“Khedival Cairo” and “Historic Cairo” have become terms familiar to all with any knowledge of the culture and history of the Egyptian capital. They were coined by eminent professor of urban design Soheir Zaki Hawas, notably the author of the Encyclopaedia of Khedival Cairo: Identification and Documentation of Urban Architecture in Downtown Cairo (2002).
This seminal work, which establishes the boundaries and features of this part of the city, was the fruit of extensive research begun in 1996. It is one of the many contributions that Hawas has made to the study of Cairo’s architecture and for which she was awarded this year’s State Appreciation Award in Arts and Architecture.
The Encyclopaedia “came as a surprise to the government and experts in the field,” Hawas recalls. It went on to become a foundational work for legislation aiming to conserve this important part of Egyptian history and the urban environment as part of the nation’s cultural heritage.
The first legislation to protect Egypt’s unique urban heritage was adopted in 2004, resolving debates about identifying what is both old and architecturally unique and therefore meriting conservation. The legislation established the National Organisation for Urban Harmony (NOUH) and led to the inclusion of a chapter in Unified Building Law 119/2008 updating architectural regulations in urban areas.
It empowered the NOUH to identify areas, buildings, and establishments of unique architectural value and equipped it with the tools to delineate boundaries and set requirements for the preservation of this heritage. Hawas served on the technical committee of the NOUH, whose mission depended heavily on the research she undertook for the Encyclopaedia of Khedival Cairo.
Downtown Cairo often inspires nostalgia, but it can also trigger anger over sometimes ugly encroachments onto the façades of elegant buildings. Unsightly signs and billboards, non-harmonious architectural modifications, and unplanned changes in commercial activities have eroded the area’s sophisticated charm.
For these reasons, Hawas’ Encyclopaedia was greeted with pleasure by all lovers of Downtown Cairo and architecture buffs on its appearance in 2002. Today, social media often comes alive with before-and-after images of newly renovated buildings restored to their former elegance in the area. Hawas’ Encyclopaedia has entries on them all, detailing their history, date of construction, architects, owners, internal and external building materials, architectural style, and other such information.
On the basis of this vast database, former prime minister Ibrahim Mahleb appointed her to launch the Downtown Cairo Renovation Project that aimed to renovate and restore the façades of 200 buildings in the area between Ramses, Tahrir, and Ataba squares.
The expertise that Hawas has acquired through her academic work and applied activities have made her someone to look up to for the younger generations of Egyptian and Arab architects, for whom the lexicon of urban heritage has become a lingua franca.

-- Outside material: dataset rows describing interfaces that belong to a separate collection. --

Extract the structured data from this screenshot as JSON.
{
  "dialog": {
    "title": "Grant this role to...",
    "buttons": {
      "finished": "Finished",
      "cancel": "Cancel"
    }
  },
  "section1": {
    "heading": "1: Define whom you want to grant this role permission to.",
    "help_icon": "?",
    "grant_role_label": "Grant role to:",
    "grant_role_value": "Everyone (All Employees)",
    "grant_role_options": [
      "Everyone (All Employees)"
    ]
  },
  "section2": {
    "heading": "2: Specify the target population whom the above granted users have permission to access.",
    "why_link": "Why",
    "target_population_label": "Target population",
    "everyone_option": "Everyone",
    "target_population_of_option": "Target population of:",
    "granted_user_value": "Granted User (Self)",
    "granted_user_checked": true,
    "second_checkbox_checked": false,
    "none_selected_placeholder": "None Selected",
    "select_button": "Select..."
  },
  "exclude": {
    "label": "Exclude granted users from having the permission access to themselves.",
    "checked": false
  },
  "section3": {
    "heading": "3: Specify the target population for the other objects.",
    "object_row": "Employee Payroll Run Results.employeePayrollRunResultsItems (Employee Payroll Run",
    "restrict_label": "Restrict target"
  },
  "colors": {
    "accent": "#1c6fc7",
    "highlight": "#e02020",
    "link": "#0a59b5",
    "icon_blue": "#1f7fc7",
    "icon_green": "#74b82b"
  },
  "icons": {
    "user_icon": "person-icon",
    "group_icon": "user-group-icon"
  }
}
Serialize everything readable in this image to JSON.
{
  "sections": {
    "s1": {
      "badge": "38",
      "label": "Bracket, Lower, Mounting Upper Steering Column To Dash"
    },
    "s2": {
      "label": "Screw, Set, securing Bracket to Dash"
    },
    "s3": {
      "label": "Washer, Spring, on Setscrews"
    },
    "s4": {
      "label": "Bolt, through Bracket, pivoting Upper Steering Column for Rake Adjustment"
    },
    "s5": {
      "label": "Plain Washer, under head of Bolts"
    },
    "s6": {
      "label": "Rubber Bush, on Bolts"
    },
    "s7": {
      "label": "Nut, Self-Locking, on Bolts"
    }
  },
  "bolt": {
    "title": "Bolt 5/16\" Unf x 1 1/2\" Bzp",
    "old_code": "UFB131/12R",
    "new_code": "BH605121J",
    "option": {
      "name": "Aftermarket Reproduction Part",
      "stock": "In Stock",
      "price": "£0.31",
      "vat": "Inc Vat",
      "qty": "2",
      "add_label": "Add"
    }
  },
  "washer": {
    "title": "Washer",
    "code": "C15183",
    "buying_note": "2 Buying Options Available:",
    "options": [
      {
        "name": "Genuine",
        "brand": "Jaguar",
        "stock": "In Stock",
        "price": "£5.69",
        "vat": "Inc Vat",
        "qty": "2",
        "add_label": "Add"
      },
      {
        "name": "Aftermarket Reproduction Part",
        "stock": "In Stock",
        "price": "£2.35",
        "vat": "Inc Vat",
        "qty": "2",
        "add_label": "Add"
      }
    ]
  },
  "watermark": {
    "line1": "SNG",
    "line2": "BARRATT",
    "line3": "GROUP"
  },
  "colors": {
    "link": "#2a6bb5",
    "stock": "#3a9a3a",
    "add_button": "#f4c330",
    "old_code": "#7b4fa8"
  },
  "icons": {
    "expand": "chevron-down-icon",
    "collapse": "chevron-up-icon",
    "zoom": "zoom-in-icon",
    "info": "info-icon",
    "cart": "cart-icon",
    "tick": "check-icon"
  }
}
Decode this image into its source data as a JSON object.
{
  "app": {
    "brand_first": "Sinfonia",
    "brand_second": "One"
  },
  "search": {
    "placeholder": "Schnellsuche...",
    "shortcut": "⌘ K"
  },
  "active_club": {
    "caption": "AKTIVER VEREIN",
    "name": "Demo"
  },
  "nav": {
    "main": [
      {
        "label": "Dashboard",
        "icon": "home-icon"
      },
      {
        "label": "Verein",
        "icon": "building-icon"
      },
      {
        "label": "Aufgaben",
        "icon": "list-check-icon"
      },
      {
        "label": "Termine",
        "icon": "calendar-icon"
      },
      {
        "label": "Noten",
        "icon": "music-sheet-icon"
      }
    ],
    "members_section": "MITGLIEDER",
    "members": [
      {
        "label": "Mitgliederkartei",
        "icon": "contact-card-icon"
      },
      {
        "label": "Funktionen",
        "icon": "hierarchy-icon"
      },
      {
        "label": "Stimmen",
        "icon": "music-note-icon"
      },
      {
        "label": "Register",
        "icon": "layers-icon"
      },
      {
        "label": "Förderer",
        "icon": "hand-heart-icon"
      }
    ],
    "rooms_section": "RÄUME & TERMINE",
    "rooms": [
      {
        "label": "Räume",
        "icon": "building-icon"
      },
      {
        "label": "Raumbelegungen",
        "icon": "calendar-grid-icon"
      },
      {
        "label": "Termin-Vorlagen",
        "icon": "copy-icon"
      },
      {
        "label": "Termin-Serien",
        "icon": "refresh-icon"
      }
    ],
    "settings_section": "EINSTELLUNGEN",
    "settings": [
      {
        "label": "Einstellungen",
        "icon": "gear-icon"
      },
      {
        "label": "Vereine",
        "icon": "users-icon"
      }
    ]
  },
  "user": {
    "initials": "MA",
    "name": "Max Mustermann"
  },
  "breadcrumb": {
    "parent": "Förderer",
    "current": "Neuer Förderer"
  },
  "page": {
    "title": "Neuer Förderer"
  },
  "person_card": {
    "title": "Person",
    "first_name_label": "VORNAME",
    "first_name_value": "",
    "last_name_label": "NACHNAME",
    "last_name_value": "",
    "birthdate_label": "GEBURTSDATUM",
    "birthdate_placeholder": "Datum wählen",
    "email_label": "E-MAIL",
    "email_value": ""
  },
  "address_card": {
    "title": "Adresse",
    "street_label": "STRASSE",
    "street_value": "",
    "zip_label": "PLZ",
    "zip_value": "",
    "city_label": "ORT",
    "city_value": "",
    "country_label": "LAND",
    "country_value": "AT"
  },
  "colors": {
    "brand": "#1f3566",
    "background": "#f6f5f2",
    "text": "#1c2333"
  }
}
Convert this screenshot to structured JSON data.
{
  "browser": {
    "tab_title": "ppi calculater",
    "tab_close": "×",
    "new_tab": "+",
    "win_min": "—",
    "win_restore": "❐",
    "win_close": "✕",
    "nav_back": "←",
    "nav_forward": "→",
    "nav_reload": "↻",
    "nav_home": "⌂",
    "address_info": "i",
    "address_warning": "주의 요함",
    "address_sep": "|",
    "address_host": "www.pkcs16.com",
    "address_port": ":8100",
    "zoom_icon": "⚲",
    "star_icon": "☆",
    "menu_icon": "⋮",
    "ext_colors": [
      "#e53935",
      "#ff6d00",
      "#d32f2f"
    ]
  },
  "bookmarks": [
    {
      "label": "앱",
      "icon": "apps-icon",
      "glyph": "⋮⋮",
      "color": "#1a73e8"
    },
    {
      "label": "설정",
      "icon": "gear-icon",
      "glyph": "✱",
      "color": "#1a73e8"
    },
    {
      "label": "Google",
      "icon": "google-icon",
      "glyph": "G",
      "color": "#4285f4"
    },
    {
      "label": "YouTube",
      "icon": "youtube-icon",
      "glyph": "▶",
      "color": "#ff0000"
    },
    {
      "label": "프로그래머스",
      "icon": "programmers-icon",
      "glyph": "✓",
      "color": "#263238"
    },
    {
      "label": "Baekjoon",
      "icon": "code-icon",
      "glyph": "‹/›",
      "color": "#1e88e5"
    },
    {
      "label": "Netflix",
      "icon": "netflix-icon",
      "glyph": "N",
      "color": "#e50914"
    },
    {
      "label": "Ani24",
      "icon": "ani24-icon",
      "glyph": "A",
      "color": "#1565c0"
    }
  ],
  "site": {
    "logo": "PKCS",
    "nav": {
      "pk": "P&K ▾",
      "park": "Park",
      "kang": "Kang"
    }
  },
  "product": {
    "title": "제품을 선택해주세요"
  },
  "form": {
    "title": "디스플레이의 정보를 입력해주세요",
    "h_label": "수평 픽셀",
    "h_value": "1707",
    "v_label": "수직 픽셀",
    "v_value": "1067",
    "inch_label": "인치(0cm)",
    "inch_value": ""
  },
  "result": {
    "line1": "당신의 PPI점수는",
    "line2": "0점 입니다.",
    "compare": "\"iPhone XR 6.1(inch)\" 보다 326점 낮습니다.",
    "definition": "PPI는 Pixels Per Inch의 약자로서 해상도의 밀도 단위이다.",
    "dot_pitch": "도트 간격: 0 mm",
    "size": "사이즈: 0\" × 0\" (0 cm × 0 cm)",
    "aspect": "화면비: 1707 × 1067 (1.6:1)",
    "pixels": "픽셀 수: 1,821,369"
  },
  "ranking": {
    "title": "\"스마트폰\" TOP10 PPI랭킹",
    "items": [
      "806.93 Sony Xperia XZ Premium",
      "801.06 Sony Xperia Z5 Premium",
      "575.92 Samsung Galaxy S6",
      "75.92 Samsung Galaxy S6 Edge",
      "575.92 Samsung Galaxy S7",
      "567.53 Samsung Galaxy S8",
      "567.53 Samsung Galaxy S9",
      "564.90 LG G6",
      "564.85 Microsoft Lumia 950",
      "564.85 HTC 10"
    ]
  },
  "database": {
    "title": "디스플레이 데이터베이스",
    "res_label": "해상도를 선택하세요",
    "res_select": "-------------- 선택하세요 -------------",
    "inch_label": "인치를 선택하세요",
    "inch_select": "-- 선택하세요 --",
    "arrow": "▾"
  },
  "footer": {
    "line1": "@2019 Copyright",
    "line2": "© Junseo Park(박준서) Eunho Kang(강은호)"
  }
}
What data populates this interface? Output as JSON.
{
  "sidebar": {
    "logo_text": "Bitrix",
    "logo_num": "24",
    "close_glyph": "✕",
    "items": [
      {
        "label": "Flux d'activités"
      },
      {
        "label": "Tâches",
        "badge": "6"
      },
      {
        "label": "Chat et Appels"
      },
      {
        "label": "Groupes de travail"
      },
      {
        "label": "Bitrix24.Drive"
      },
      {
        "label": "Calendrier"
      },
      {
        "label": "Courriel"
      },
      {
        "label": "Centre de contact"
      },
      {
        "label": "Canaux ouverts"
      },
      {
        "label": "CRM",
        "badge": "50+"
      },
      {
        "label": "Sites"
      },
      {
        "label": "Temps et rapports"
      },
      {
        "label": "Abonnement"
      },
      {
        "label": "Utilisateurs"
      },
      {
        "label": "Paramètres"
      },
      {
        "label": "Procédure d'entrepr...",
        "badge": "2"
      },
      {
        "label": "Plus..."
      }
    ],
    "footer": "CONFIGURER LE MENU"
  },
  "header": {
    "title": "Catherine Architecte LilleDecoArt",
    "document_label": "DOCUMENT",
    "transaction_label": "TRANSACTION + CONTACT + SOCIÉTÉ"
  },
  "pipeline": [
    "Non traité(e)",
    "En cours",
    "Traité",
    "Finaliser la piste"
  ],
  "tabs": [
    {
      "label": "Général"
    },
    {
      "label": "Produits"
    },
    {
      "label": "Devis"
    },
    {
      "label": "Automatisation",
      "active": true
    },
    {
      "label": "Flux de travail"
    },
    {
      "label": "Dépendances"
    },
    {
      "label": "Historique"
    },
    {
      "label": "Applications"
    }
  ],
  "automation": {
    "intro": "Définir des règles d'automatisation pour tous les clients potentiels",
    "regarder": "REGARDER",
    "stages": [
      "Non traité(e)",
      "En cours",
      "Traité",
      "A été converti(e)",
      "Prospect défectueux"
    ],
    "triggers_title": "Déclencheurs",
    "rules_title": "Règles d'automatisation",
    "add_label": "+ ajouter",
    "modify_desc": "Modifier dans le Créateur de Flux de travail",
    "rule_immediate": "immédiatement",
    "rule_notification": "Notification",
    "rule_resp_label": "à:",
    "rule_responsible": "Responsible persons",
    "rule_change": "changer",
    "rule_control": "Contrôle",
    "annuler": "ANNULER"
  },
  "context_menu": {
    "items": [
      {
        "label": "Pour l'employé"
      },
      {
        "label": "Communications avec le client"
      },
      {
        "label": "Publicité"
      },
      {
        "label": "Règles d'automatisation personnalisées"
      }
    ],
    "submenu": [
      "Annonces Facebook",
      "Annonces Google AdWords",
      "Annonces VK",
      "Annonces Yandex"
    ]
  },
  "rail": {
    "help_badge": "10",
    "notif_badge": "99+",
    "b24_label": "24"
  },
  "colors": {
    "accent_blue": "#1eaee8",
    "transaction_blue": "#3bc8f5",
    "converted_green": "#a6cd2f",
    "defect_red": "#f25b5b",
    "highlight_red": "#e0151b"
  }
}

“I have received many awards in Arab and European capitals,” Hawas told Al-Ahram Weekly. “But the recognition I have received in Egypt has given me a joy that exceeds all others. I had no idea that the Society of Egyptian Architects had nominated me for this Award. It came as such a surprise. But for me it was an important sign that I was headed in the right direction.
“When I was working on documenting the buildings of Khedival Cairo, all this invaluable heritage filled me with pride. I felt I was working with my own property,” she said.
But there are problems facing efforts to conserve the city’s architectural heritage. “These buildings are a form of national wealth, but, unlike antiquities, they are not owned by the state. They belong to the property owners, and they are still in use. This is why it is important that the owners and users of this valuable architectural heritage also feel a sense of pride and belonging,” Hawas said.
“This applies to urban areas all around the world. The urban heritage belongs to the society that owns and uses it. If societies do not recognise the value of what they possess, that value will depreciate.”
Hawas hopes the government will do more to help the occupants of historic buildings maintain and renovate them. She would like to see the introduction of regulations that would require the occupants to maintain the buildings and their facades in ways that use original materials and conform with an authentic style.
This would help support the owners of these buildings and save them from attempts to have them removed from the national heritage list, enabling their demolition and the sale of the land. Incentives are needed in order to persuade owners to conserve the buildings, she said.
Hawas’ definition of architecture is rooted in a particular philosophy. “Architecture is the mother of the arts. It combines rhythm, repetition, and harmony like in music, and proportions, materials, and their effects like in the plastic arts. When you design a building, you are creating a three-dimensional work of art. You need to look at it in several ways, from several perspectives, and from both the inside and the outside to fully appreciate the aesthetics of architecture.”
Time is a crucial criterion when it comes to architecture, she said. Time is not just about chronology or history. “It is the cumulative time between viewing the structure from the outside and then going inside to view it from the interior and appreciate its uses.”
“Architectural aesthetics also do not stop at style and façades. They include the ability of the exterior and interior designs to serve the intended use of the building. If a building is meant to be a hospital, the more the design facilitates how the users operate and function within the building, the more beautiful and comfortable it is. The same applies to designs for a school or university,” Hawas concluded.
*A version of this article appears in print in the 7 July, 2022 edition of Al-Ahram Weekly.